I have spent many years now gathering content, images and writing blogs for charity websites. I have checked the branding, proofread articles and worked on website design briefs. But it’s not until I recently needed to look at a charity website as a beneficiary, rather than an editor, that my eyes were truly opened.
Feeling the need to reach out for support, and knowing that there is support available 24/7 from a charity website on the internet is a relief. It feels as though somebody is there to hold your hand (albeit virtually) and guide you through a new, unknown experience.
However, landing on a homepage dotted with images of forlorn people with their heads in their hands and blog titles such as “How My Life has been Ruined” did not help me at all. Neither did forums full of people commiserating and displaying some frankly depressing comments that a ‘newbie’ does not benefit from.
I’m not saying that these websites should be censored, or shouldn’t be a resource for those in desperate situations, but how about a tab or page specifically designed for those new to the subject, and another for those in greater need?
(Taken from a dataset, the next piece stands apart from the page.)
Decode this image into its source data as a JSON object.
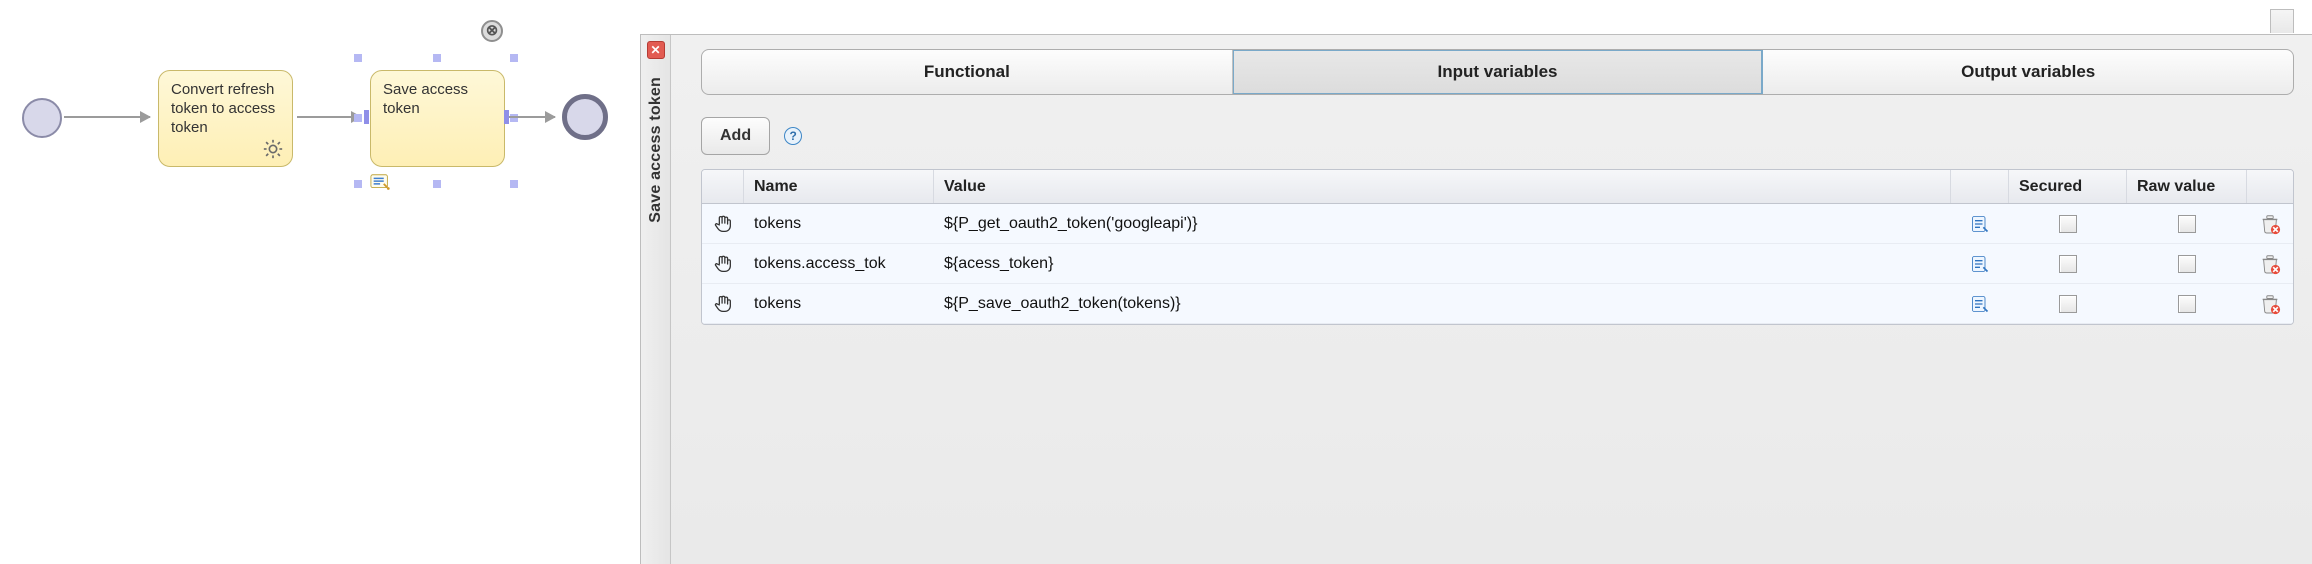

I believe that themed chat forums would help to separate out website users’ needs, from those with deeper problems to those who are looking for a positive boost and practical suggestions.
It really has got me thinking about the specificity of charity websites and the service they provide for vulnerable people. Perhaps in future some form of specialist design for charity website mapping could be applied – after all, these are sensitive topics and we are dealing with a complex melting pot of human frailty, human strength and human hope with simply the same content, images and brand voice for all users. Are we truly addressing our beneficiaries’ needs?
I believe that every challenging experience has its silver lining, and for me I have already learnt a lesson that will make me cross examine the wording and the images I use on the websites I manage from now on. Every day is a school day!